Yi pulls off a display for the senses, while keeping the insects and bacteria (I hope) behind glass. Born in South Korea, she also aligns herself with the politics of globalization, global feminism, and Asian American art. Does she have enough to say about any of them? Not really, unless you believe that ants, bacteria, and microchips are fitting metaphors for oppressed cultures and the lifestyle wars. If anything, language seems to have broken down entirely, even in the supposed service of political and critical theory. One can, though, admire the breakdown while exiting the last steel gate.

Read more, now in a feature-length article on this site.

3.6.17 — Asian Industry

Tales of Our Time” opens with a swirl of black. It ends with a pool of red liquid, which an industrial robot disperses and gathers again. They are exuberant moments in a show, at the Guggenheim, that more often recalls a distant time or world. And I have added this to earlier reports on global displacement and post-industrial waste as a longer review and my latest upload.

Cheng Ran's Diary of a Madman (photo by Maris Hutchinson/EPW Studio, New Museum, 2016)Sun Xun works not directly on the wall, but on mulberry bark paper, in the manner of traditional Chinese calligraphy and art. And the long entrance wall to a tower gallery immerses one in it. Up close, where one first encounters it, it dissolves into abstraction. From a distance, it resolves into a landscape—and the first of his cast of exotic birds, wolves, tigers, and dragons. More enter in color on facing walls and in a video at their center. Elsewhere the Yangjiang Group lays out a tea ceremony, but with a cuff for visitors to check their rising blood pressure—due, I suspect, only partly to caffeine.

Has one journeyed to a distant past, to the New York of Jackson Pollock, or to the future of new media? For all the claims of its title, the exhibition unfolds anywhere but in a shared present. The Robert H. N. Ho Family Foundation invites its seven contributors to explore their sense of home through storytelling. The title riffs on Old Tales Retold, by Lu Xun. The 1936 novel recasts ancient legends in the China he knew. These artists, through March 10, recast the China they know as myth.

As myths go, it is a bleak one. Sun Xun is from northeast China, where a proud coal mine has bit the dust. Zhou Tao records the Pearl River delta on facing videos as Land of the Throat. They show construction sites at dusk as scarred earth crossed by rescue workers, steel beams, dogs, and shadows. Kan Xuan travels through central Asia for months, only to find barely a trace of more than a hundred ancient settlements. The photos from her cell phone have become stop-action videos, on the walls and on stone, of little more than blanks.

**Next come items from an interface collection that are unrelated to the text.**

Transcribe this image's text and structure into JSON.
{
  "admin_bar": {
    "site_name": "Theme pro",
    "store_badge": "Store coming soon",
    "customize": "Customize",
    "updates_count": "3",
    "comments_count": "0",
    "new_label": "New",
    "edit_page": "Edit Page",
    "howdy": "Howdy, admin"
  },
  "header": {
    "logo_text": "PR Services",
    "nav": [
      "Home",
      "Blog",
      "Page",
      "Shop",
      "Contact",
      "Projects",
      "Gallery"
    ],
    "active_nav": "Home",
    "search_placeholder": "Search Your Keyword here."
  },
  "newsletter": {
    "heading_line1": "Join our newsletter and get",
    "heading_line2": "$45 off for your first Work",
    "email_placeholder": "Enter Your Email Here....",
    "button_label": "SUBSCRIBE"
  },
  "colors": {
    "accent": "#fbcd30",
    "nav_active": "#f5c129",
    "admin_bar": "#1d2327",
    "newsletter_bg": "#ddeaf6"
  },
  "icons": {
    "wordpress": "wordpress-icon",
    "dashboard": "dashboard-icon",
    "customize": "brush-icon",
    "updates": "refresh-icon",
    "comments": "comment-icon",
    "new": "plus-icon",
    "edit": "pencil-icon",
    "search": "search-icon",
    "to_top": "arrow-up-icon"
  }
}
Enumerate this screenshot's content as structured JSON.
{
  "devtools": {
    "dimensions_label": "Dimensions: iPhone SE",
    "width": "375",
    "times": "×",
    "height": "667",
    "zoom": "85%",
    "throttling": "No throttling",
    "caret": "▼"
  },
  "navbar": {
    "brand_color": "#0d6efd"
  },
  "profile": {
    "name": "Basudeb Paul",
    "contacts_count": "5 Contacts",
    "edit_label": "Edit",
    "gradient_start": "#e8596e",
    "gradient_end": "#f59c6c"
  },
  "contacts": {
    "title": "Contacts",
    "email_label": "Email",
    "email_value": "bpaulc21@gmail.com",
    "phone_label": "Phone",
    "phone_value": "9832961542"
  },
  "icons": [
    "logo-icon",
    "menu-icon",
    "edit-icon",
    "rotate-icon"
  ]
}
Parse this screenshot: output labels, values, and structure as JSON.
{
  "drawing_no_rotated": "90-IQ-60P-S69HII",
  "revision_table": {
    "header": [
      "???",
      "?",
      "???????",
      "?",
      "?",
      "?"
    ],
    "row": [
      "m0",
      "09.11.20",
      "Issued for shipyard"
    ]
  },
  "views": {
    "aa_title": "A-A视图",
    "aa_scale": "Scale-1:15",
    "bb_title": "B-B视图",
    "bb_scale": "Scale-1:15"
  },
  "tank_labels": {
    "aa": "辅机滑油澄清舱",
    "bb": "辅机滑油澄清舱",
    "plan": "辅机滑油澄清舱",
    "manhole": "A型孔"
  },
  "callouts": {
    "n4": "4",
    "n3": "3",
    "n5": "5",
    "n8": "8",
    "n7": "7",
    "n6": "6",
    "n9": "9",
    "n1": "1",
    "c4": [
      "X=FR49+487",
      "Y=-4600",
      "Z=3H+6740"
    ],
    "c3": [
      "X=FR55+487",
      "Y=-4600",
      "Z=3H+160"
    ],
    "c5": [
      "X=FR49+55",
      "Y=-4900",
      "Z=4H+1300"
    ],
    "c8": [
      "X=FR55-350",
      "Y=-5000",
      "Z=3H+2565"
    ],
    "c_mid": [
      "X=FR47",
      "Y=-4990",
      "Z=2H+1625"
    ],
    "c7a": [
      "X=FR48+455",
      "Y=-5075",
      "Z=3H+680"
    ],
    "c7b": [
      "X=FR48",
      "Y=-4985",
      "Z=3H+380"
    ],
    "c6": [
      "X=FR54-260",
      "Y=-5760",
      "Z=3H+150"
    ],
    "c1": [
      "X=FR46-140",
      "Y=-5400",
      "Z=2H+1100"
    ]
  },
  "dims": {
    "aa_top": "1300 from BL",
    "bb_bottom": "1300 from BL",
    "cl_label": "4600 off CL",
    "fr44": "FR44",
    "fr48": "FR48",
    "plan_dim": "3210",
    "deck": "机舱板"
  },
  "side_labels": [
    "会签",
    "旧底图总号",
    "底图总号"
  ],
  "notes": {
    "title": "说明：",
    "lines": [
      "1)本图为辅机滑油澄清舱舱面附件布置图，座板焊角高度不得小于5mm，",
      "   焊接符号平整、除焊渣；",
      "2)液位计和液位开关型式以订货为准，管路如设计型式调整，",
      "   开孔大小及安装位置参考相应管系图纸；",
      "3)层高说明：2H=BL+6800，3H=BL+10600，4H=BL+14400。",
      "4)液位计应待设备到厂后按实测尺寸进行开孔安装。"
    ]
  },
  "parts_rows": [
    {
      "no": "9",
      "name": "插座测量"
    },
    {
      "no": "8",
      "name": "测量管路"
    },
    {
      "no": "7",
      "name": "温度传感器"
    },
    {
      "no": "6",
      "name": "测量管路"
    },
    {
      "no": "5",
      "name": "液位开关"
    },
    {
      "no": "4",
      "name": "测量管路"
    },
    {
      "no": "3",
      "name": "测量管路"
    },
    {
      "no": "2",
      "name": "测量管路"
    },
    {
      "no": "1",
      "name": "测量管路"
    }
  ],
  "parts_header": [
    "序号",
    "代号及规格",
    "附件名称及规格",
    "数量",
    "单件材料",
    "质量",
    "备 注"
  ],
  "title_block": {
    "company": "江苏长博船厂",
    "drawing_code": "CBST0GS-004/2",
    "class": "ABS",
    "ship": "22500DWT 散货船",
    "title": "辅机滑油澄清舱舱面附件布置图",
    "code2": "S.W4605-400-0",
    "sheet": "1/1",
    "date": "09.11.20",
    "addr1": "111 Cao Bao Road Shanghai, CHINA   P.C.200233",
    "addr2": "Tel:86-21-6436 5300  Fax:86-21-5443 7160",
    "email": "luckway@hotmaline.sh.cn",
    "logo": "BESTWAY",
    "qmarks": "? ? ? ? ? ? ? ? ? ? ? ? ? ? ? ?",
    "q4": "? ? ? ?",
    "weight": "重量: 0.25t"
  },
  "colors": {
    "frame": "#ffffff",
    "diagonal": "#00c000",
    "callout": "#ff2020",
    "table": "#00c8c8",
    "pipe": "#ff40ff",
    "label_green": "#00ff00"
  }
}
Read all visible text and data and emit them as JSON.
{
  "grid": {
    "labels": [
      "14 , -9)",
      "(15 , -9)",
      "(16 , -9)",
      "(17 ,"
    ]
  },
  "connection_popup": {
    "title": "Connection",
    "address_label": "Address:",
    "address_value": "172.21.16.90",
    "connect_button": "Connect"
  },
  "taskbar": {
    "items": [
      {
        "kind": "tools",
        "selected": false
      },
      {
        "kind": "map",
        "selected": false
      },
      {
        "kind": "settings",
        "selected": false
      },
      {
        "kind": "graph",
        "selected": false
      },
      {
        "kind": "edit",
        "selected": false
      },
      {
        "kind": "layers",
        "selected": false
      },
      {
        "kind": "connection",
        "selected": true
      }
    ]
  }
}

They convey few hints of displaced rural populations or daily life in cities, beyond Kan’s barbed wire sculpted in marble. As the exhibition opened, China’s president had consolidated power, further restricted the Internet, and taken the title “core leader.” One would never know it. If the show has a villain at all, it is Japan—and there, too, not in the present. It might have ravaged China in the past, leaving only a post-industrial wasteland. It might have descended after nothing else was left.

Chia-En Jao asks taxi drivers to recall Japanese colonial rule from before they were born. It may resonate for fans of Thomas Friedman, the Times columnist who boasts of his insights from the back seat of a cab. Now and then, reality intrudes as the voice of GPS. Tsang Kin-Wah films ships off contested islands. Quotes from literary theory spin out on the walls and floors. Then again, deconstruction no longer dominates “our time” either.

Cheng Ran takes his title, too, from Lu Xun—with Diary of a Madman recently at the New Museum, through January 15. The young Chinese artist takes his camera to the underside of New York City at the wee hours of the dawn. He seems to record the pain not of madmen but of hipsters. Fun as it is to hang out with them, one may appreciate the one stroke of comedy back at the Guggenheim, apart from GPS. Sun Yuan and Peng Yu translate the wreckage into their industrial robot safely behind glass, as Can’t Help Myself. The lord helps artists who help themselves.

Read more, now in a feature-length article on this site.